Points carry factual value

Loyalty programs help consumers save. In fact, 56% of survey respondents agreed with the statement “I am relying more on loyalty programs right now due to higher prices,” according to Mintel’s 2024 US Loyalty in Retail report.

It is a little-known fact that brands must list points as revenue on their balance sheets. While, historically, brands have kept listed values and perceived values of points confidential from public eyes, members overwhelmingly view points as currency. Loyalty program terms and conditions even specify that points cannot be transferred in the event of divorce or death. And, as brands allow members to convert unused points to cash in the form of vouchers, gift cards, crypto, or another form of currency, they place monetary value on those points. Of course, the “true” value of those points varies contract to contract, promotion to promotion, and member to member.

Point utility is a win-win for brands

Point utility can help differentiate loyalty programs within their respective industries. It’s a win-win situation for brands. Members have freedom in how they earn and redeem points, and brands gain valuable zero- and first-party data as members engage through the loyalty program. This creates a compelling value exchange and sets brands up to have the data they need to reach consumers and deliver personalized experiences tailored to member preferences.

It’s been shown time and time again that during times of economic uncertainty brands that cut back on marketing spend, program benefits, and member experiences miss the opportunity to drive deeper emotional loyalty with members. By recognizing customer loyalty through distributed points that members use to cut costs or redeem for valuable goods and memorable experiences, brands show up for their customers.
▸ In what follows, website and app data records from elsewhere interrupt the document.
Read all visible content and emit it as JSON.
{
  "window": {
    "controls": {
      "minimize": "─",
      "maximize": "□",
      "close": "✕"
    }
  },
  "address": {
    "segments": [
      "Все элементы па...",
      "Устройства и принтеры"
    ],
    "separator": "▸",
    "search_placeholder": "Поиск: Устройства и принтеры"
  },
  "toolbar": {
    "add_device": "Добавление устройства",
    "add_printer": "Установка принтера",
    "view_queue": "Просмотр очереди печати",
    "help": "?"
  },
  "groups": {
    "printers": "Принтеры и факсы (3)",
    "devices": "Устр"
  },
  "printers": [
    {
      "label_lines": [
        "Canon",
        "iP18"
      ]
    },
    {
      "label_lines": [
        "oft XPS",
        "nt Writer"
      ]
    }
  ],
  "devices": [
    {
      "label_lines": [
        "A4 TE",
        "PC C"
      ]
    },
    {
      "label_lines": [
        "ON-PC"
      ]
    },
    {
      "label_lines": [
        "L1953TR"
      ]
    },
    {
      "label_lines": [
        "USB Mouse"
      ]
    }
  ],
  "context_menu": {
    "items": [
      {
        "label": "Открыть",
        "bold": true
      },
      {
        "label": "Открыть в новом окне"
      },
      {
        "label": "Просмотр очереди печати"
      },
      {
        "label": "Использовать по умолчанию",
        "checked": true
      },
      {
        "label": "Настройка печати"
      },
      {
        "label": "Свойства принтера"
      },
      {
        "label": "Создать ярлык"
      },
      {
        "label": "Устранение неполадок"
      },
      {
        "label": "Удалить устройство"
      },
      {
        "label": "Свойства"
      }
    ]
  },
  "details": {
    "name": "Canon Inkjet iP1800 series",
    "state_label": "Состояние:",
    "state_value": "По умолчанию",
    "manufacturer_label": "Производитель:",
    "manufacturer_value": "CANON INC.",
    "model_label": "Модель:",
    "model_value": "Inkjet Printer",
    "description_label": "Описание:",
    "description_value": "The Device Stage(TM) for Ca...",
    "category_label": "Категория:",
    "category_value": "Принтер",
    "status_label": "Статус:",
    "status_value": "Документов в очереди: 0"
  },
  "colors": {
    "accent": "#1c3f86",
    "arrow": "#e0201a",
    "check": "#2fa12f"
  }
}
Loyalty programs drive retention, build brand advocacy and identity, and help brands stay resilient through tough times and thrive in better times.